It’s said that in Florida bars catering for retirees a top pick-up line is: “I’ve still got my driver’s license.” Say you get lucky and someone very appealing is telling you, as per the Beatles song: “Baby you can drive my car – and maybe I’ll love you!” It would be a real downer to then have to explain that actually, your kids colluded with the motor vehicle licensing department and got your driver’s license revoked.
There are lots of jokes about elderly drivers and with their numbers set to skyrocket over the next 20 years in the US and Europe, there are certain to be lots more. Most are at our expense so they don’t bear repeating here. Except perhaps to note that many jokes reveal a common complaint against us: driving too slowly, with indicators flashing but no turn intended.
Since the first week of December is Older Driver Safety Awareness Week in the US, and people around the world are worrying about driving skills worsening with age, My New Old Self thought it time to reflect on this issue.

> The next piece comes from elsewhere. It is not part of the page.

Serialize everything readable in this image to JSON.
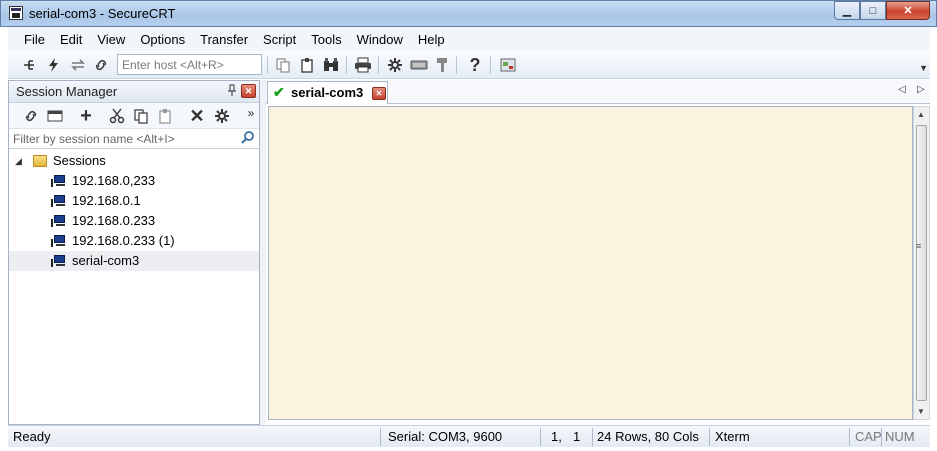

Clearly there’s a need to reduce casualties from car accidents when older people are at the wheel, which is the main aim of initiatives like this week’s focus on older drivers. Statistics show that older drivers are more likely to be involved in crashes, especially at intersections. The risk starts escalating at age 65, increases sharply from 75, and the fatality rate for drivers from 85 is nine times as high as the rate for drivers 25-69 years old. And of course, it’s not just people our age who are getting hurt and even killed, but anyone who gets in the way of our wheels.
What are the reasons for these scary stats? We know that our eyesight has worsened with age, that reaction times slow down, and we can become more forgetful. (And also more easily distracted – but how does that compare with all those young people checking Facebook on their cellphones while driving?)
Three behavioral factors in particular may contribute to these statistics: poor judgment in making left-hand* turns; drifting within the traffic lane; and decreased ability to change behavior in response to an unexpected or rapidly changing situation… Statistics, based on all people injured or killed in traffic crashes, indicate that older drivers are at a disproportionate risk for becoming involved in fatal crashes.
*Presumably the above reference to left-hand turns applies in countries where the steering wheel is on the left and driving is done on the right, so that where the opposite applies (e.g. UK, South Africa) the problem would be with right-hand turns?
Given this evidence, as we age we should expect more mandatory driving tests, re-testing and ‘deficit screening’ after crashes, as well as requirements for doctors to report health issues that may compromise driving ability. We can also expect senior citizen lobbying groups to argue that these measures constitute age discrimination. And family members to lobby parents and grandparents to stop driving.
My New Old Self is interested in the secondary goal of Older Driver Safety Awareness Week: helping older people to “continue to drive as long as safely possible while sharing information to help prepare them for the day when they retire from driving… and to maintain quality of life after driving cessation”.
Whatever euphemism you use – driving cessation or perhaps auto retirement – it can obviously be a big blow to one’s self-esteem to have to stop driving yourself around. Many of us got our driver’s licenses decades ago and have been relying on our cars to get to work, go shopping and visit people and places ever since. To suddenly have to rely on others to get around can make anyone feel uncomfortably dependent, or even trapped.
It may help to remember that driving is a privilege, not a right. There are many privileges that we can cherish forever, no matter how old we are, but driving a car is not one of them.
For those of us still, driving – concentrate! And enjoy it while you still can. For those who’ve chosen, or been forced, to turn in the car keys, maybe it’s time for some reminiscing about driving in the good ol’ days…